Nvidia's new mid-range marvel is ideal for 1080p gamers, sips power and is practically silent
GPU: Nvidia GTX 960, Memory: 2GB GDDR5, Graphics card length: 211mm
Nvidia’s 900-series GPU range has been sorely in need of a mid-range champion; the £300 GTX 970 is overkill for anyone gaming at 1,920×1,080, while the Kepler-based GTX 760 is power-hungry and beginning to show its age in the latest titles. Enter the GTX 960 – a mid-range card that shouldn’t break the bank or slam your electricity bill, yet will cope with 2015’s new releases in Full HD.
Based on the same highly efficient Maxwell architecture as the top-end GTX 980, the 960 has a Thermal Design Power (TDP) of 120W and only needs a single 6-pin PCI-Express power connector.
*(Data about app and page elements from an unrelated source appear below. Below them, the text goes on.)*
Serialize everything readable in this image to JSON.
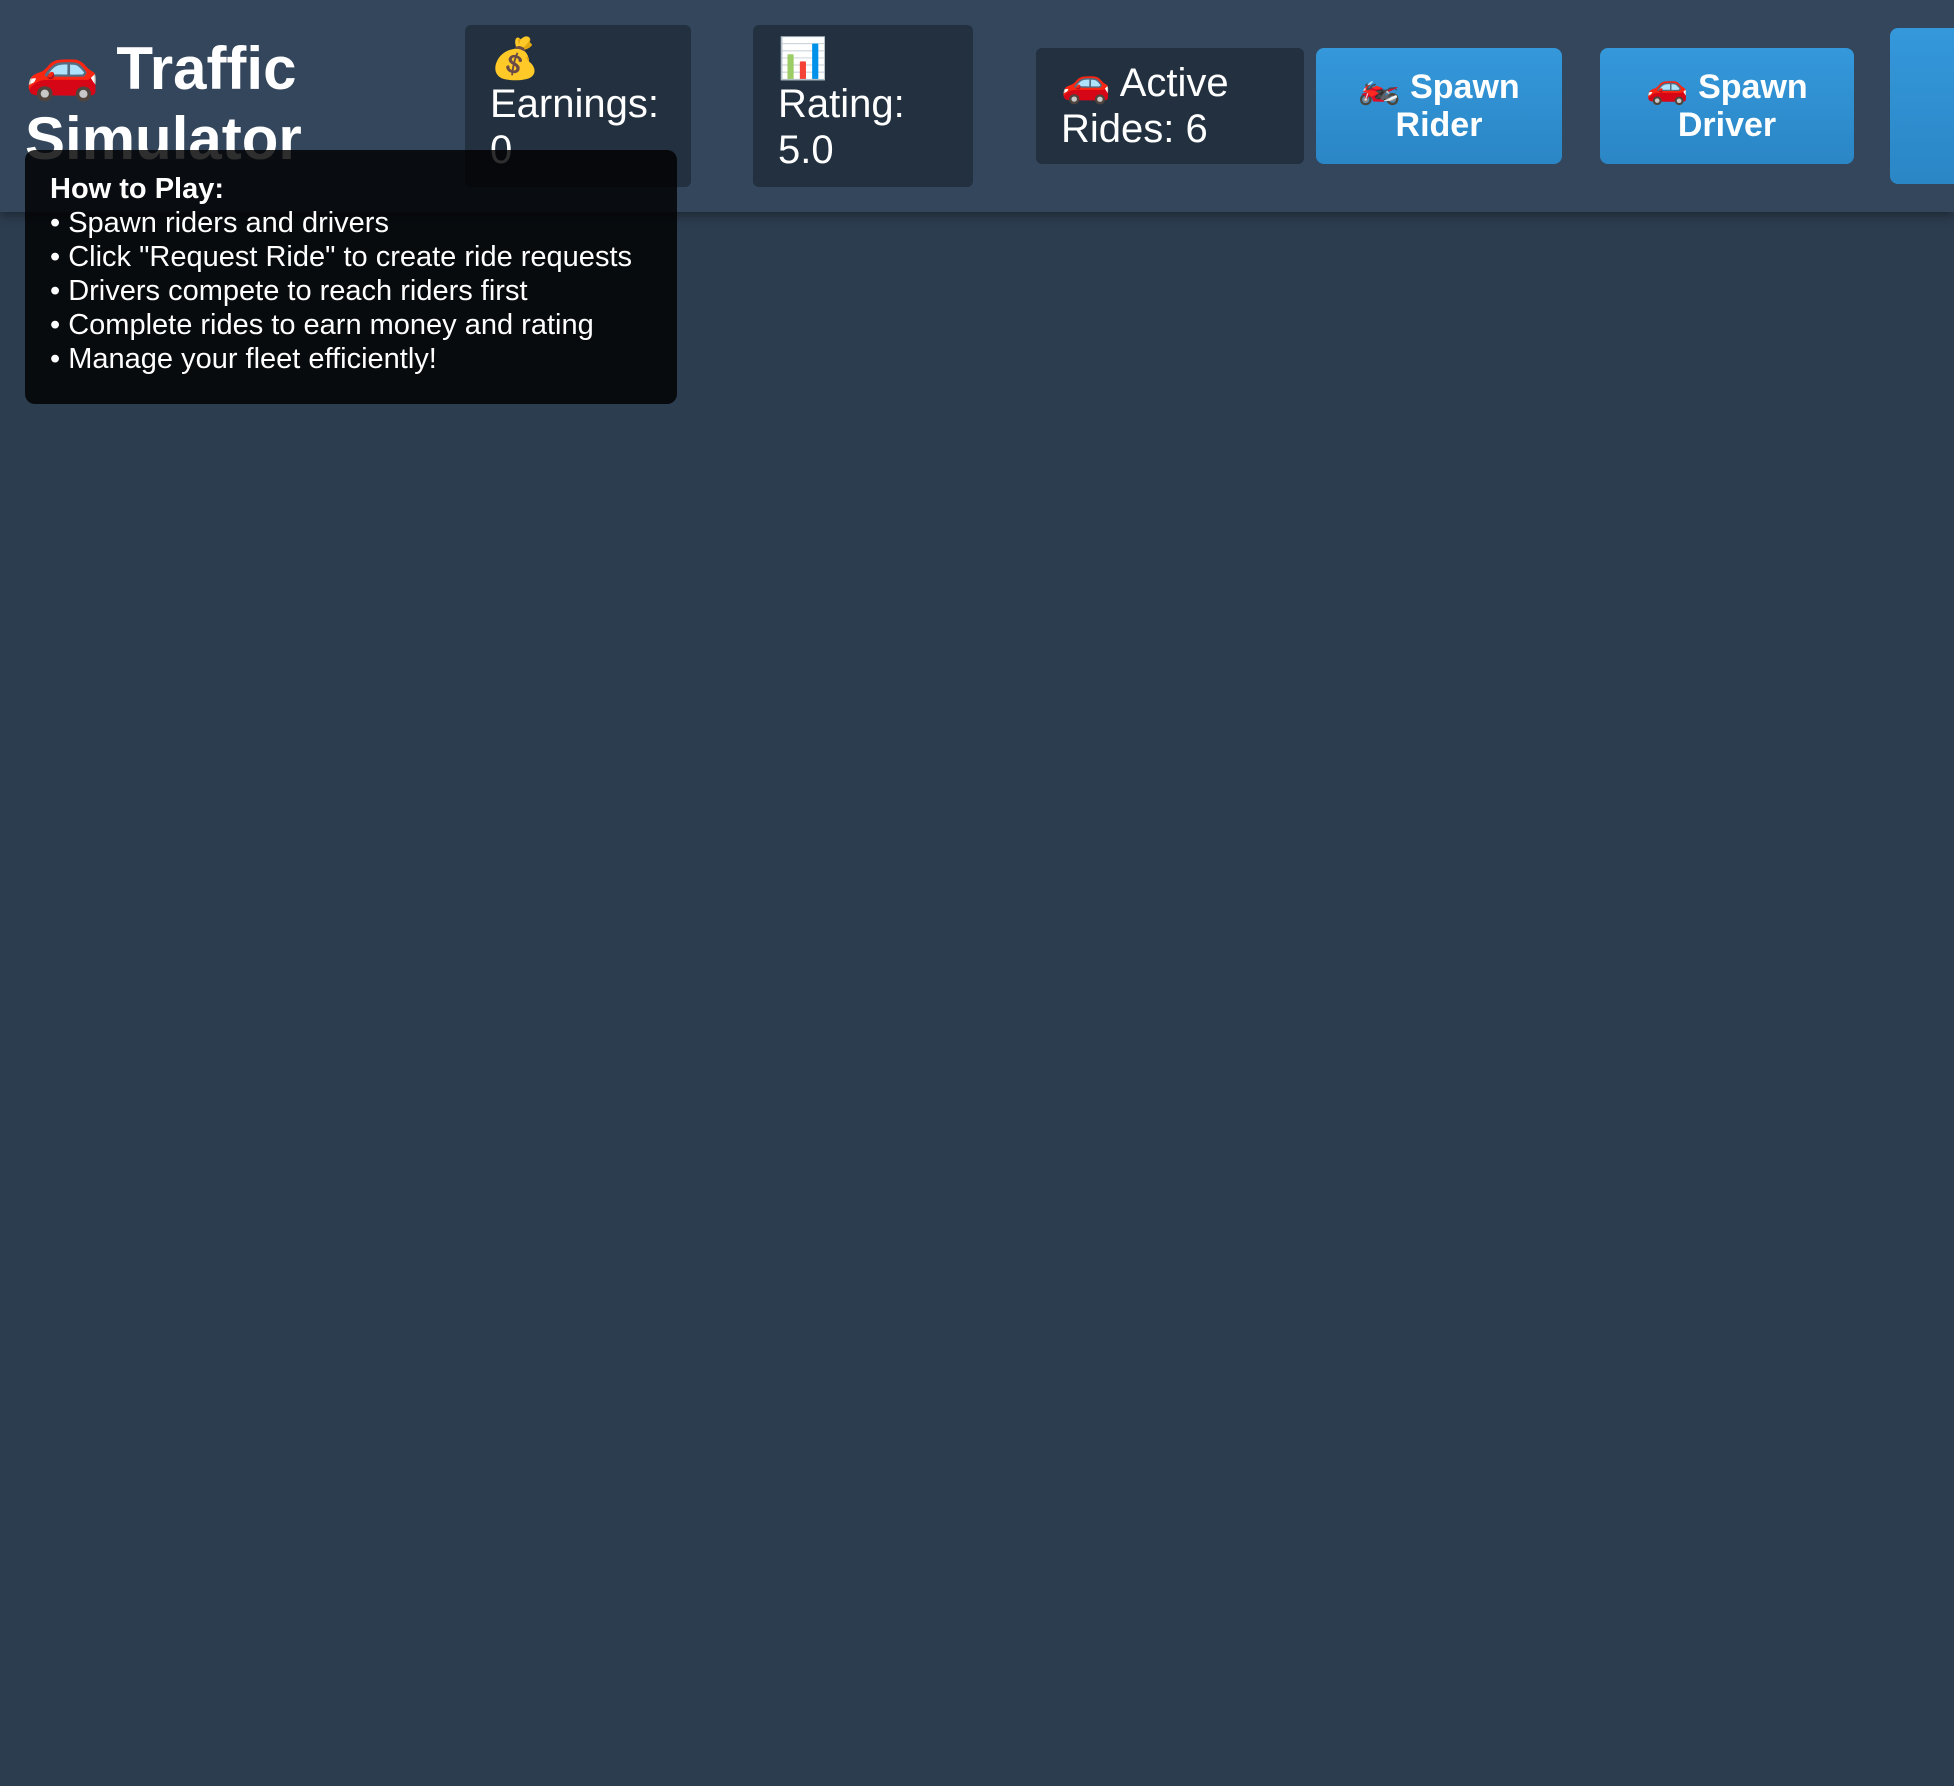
{
  "header": {
    "title_icon": "🚗",
    "title": "Traffic Simulator",
    "stats": {
      "earnings": {
        "icon": "💰",
        "label": "Earnings: 0"
      },
      "rating": {
        "icon": "📊",
        "label": "Rating: 5.0"
      },
      "active_rides": {
        "icon": "🚗",
        "label": "Active Rides: 6"
      }
    },
    "buttons": {
      "spawn_rider": {
        "icon": "🏍️",
        "label": "Spawn Rider"
      },
      "spawn_driver": {
        "icon": "🚗",
        "label": "Spawn Driver"
      }
    },
    "colors": {
      "header_bg": "#33465c",
      "page_bg": "#2d3d50",
      "stat_bg": "#223040",
      "button_accent": "#3498db"
    }
  },
  "help": {
    "title": "How to Play:",
    "items": [
      "• Spawn riders and drivers",
      "• Click \"Request Ride\" to create ride requests",
      "• Drivers compete to reach riders first",
      "• Complete rides to earn money and rating",
      "• Manage your fleet efficiently!"
    ]
  }
}
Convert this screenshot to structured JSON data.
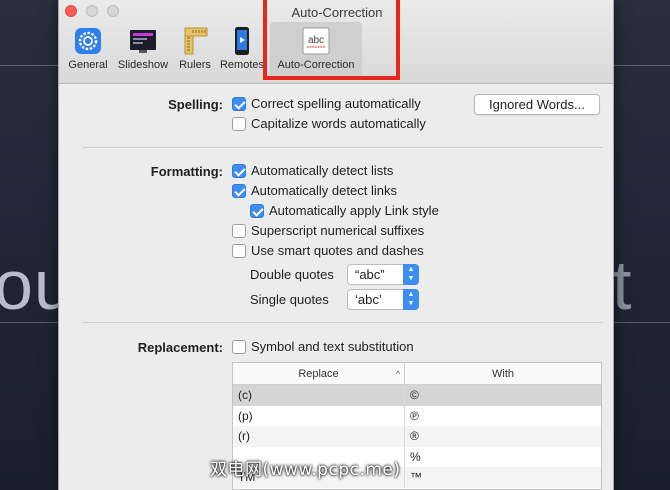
{
  "window": {
    "title": "Auto-Correction"
  },
  "background": {
    "text_left": "ou",
    "text_right": "t"
  },
  "toolbar": {
    "items": [
      {
        "label": "General",
        "icon": "gear-icon"
      },
      {
        "label": "Slideshow",
        "icon": "slideshow-icon"
      },
      {
        "label": "Rulers",
        "icon": "ruler-icon"
      },
      {
        "label": "Remotes",
        "icon": "remote-icon"
      },
      {
        "label": "Auto-Correction",
        "icon": "abc-icon",
        "selected": true
      }
    ]
  },
  "spelling": {
    "label": "Spelling:",
    "correct": {
      "label": "Correct spelling automatically",
      "checked": true
    },
    "capitalize": {
      "label": "Capitalize words automatically",
      "checked": false
    },
    "ignored_button": "Ignored Words..."
  },
  "formatting": {
    "label": "Formatting:",
    "lists": {
      "label": "Automatically detect lists",
      "checked": true
    },
    "links": {
      "label": "Automatically detect links",
      "checked": true
    },
    "link_style": {
      "label": "Automatically apply Link style",
      "checked": true
    },
    "superscript": {
      "label": "Superscript numerical suffixes",
      "checked": false
    },
    "smart_quotes": {
      "label": "Use smart quotes and dashes",
      "checked": false
    },
    "double_quotes": {
      "label": "Double quotes",
      "value": "“abc”"
    },
    "single_quotes": {
      "label": "Single quotes",
      "value": "‘abc’"
    }
  },
  "replacement": {
    "label": "Replacement:",
    "symbol": {
      "label": "Symbol and text substitution",
      "checked": false
    },
    "columns": {
      "replace": "Replace",
      "with": "With"
    },
    "rows": [
      {
        "replace": "(c)",
        "with": "©"
      },
      {
        "replace": "(p)",
        "with": "℗"
      },
      {
        "replace": "(r)",
        "with": "®"
      },
      {
        "replace": "",
        "with": "%"
      },
      {
        "replace": "TM",
        "with": "™"
      }
    ]
  },
  "watermark": "双电网(www.pcpc.me)",
  "colors": {
    "accent": "#3c8ef3",
    "highlight": "#e8261c"
  }
}
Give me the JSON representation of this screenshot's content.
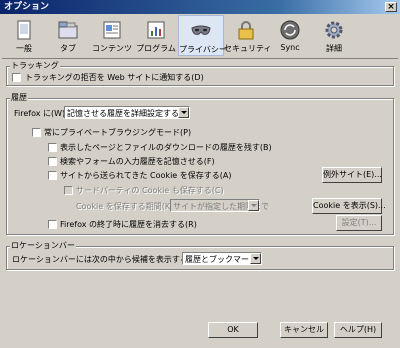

Effectively, anyone upgrading from a GTX 660 or similar won’t need to upgrade their power supply to use the new card. According to Nvidia, the reference card is so efficient that playing less intensive games, even when running at 1080p, should only produce around 30W of heat – meaning the card’s fans won’t need to spin up at all.
The GTX 960 uses a brand new GM206 GPU with 1,024 CUDA cores running at 1,127MHz. When thermal limits allow, that clock can boost up to 1,178MHz. Shared L1 cache has been increased and redistributed, which means each CUDA core should deliver around 1.4x the performance of a Kepler core, at 2x the performance per watt.
The GPU is paired with 2GB of GDDR5 RAM via a 128-bit memory bus. This may seem like the memory will be starved of bandwidth, but because the GM206 GPU uses fewer bytes per frame compared to the previous generation Kepler GPUs it should use that bandwidth more effectively. In real world terms it will be ample for playing most games at 1080p; it’s only when increasing resolutions beyond Full HD that memory bandwidth truly becomes an issue, which is reflected in our benchmark results further into this review.
The GTX 960 is fully compatible with the upcoming DirectX 12 API and OpenGL 4.4 standards, so it won’t be immediately out of date when Windows 10 arrives later in the year. The card also has support for multi-frame sampled anti-aliasing (MFAA) and Nvidia’s dynamic super resolution (DSR) technology.
MFAA anti-aliasing uses the Maxwell hardware to provide high quality AA without the performance hit associated with other techniques, while DSR renders games at a higher resolution than your monitor can support, before scaling the graphics down to the native resolution; this should improve visual quality and make games more detailed, although the performance hit is more severe than when using anti-aliasing.
The GM206 GPU also has native H.265/HEVC encoding and decoding, meaning it will be able to play 4K content – as soon as such content arrives in any meaningful form or quantity.
The GTX 960 is designed primarily for anyone that hasn’t upgraded their graphics card in the past two or three years, and is looking to play games at 1080p. Based on the specifications it should be able to handle most games, but for benchmark results head over to page 3.
As with other 900-series GPUs, the GTX 960 includes the GeForce Experience software suite, which optimizes graphics settings for supported games to ensure you’re getting the best possible frame rate and/or visual fidelity. It’s a one-button process, saving you from diving into menus and experimenting with settings, although it edges on the side of caution with anti-aliasing to ensure frame rates are smooth.
It also supports GameStream, for playing games remotely on an Nvidia Shield or Shield Tablet, ShadowPlay for recording gameplay ready to stream online or upload to social networks, and automatic driver downloads for hassle-free gaming.
|GPU||Nvidia GTX 960|
|Graphics card length||211mm|